I found myself squinting and substituting in my mind the image of the poet’s mother with the image of my own mother, a woman of near identical background whom I lost recently. Both women had similar features, hair styles and both liked wearing similar dresses made of soft printed fabric. Listening to the poems I was catapulted to the village of my childhood, near Kalisz – not so very far from where Różewicz was born. Admittedly we grew up in different times. His life has been determined by the time of war, and I have lived in an uneasy post-war peace. Many families had to come to terms with the terrible losses of loved ones who perished in the conflict and in extermination camps. Photographs of young lives abruptly extinguished remain in the hearts of many who have moved on, often suppressing the painful past as an act of self preservation, an act of looking to the better future.
But the apple blossom, which adorns the cover is not an accurate reflection of his vision. The existential questions that he examines are poignantly brought to the fore by his mother's slow death, and by the acute awareness that his war was not the last, that an era of peace did not follow the great sacrifices endured by his contemporaries.
In a bizarre coincidence we have gathered at Purcell Rom only a few days after a man was hacked to death by a fellow man on a London street. The poem In the midst of life..., written in 1955, asks a question: “what is the knife for” that lays on the table? Różewicz’s answers are simple observations which he lists starkly and dispassionately: for cutting bread, but also for cutting off heads, hands, breasts and other mutilations inflicted by one man against another, by nations against other nations and I would add a metaphoric knife designed to cut off the free and thinking mind through all-too common brain washing. Różewicz is not preaching, he is merely stating, but he implicitly sounds a warning note. He is speaking to us directly in numerous fragments of a documentary film projected onto the screen and punctuating the reading of poems adding his valedictory voice.
The war experience evidently simmers much more in the geographic area of Europe where it began, and where the noble and strenuous efforts to build a European Union free of war have been endangered by the rise of right-wing nationalists.

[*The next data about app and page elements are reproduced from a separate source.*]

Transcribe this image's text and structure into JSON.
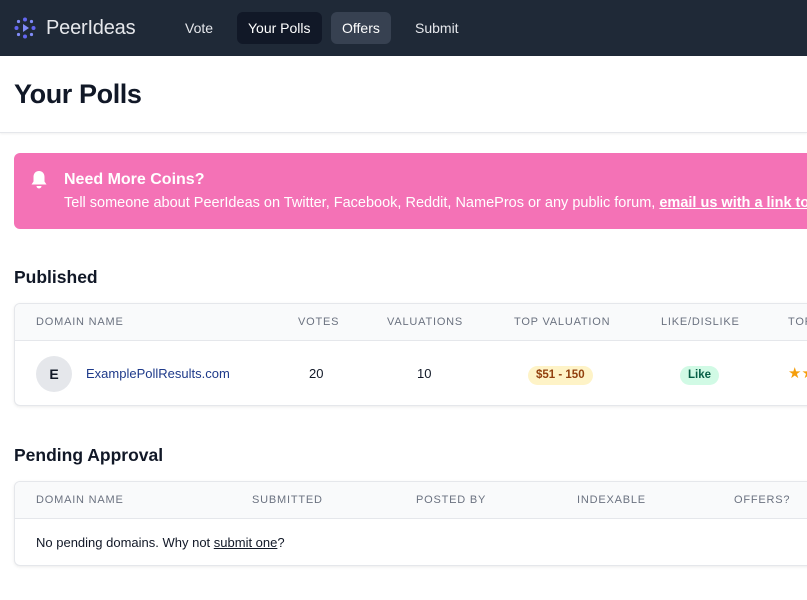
{
  "nav": {
    "brand": "PeerIdeas",
    "links": [
      {
        "label": "Vote"
      },
      {
        "label": "Your Polls"
      },
      {
        "label": "Offers"
      },
      {
        "label": "Submit"
      }
    ]
  },
  "page": {
    "title": "Your Polls"
  },
  "banner": {
    "title": "Need More Coins?",
    "text": "Tell someone about PeerIdeas on Twitter, Facebook, Reddit, NamePros or any public forum, ",
    "link": "email us with a link to",
    "icon": "bell-icon"
  },
  "published": {
    "title": "Published",
    "columns": [
      "Domain Name",
      "Votes",
      "Valuations",
      "Top Valuation",
      "Like/Dislike",
      "Top"
    ],
    "rows": [
      {
        "avatar": "E",
        "domain": "ExamplePollResults.com",
        "votes": "20",
        "valuations": "10",
        "top_valuation": "$51 - 150",
        "like": "Like",
        "stars": "★★"
      }
    ]
  },
  "pending": {
    "title": "Pending Approval",
    "columns": [
      "Domain Name",
      "Submitted",
      "Posted By",
      "Indexable",
      "Offers?"
    ],
    "empty_text": "No pending domains. Why not ",
    "empty_link": "submit one",
    "empty_suffix": "?"
  },
  "colors": {
    "nav_bg": "#1f2937",
    "banner_bg": "#f472b6",
    "link": "#1e3a8a",
    "badge_yellow": "#fef3c7",
    "badge_green": "#d1fae5",
    "star": "#f59e0b"
  }
}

But the work of poets such as Tadeusz Różewicz, Leopold Staff and Julian Tuwim deserves a wide audience because their experience is a lesson to us all.
The organisers of the Różewicz evening – The Southbank Centre, the Polish Cultural Institute and the publisher Stork Press deserve our grateful thanks, as do the many translators of Eastern European literature into English. Among them are George Szirtes, Barbara Bogoczek, Adam Czerniawski and George Gömöri to name but a few.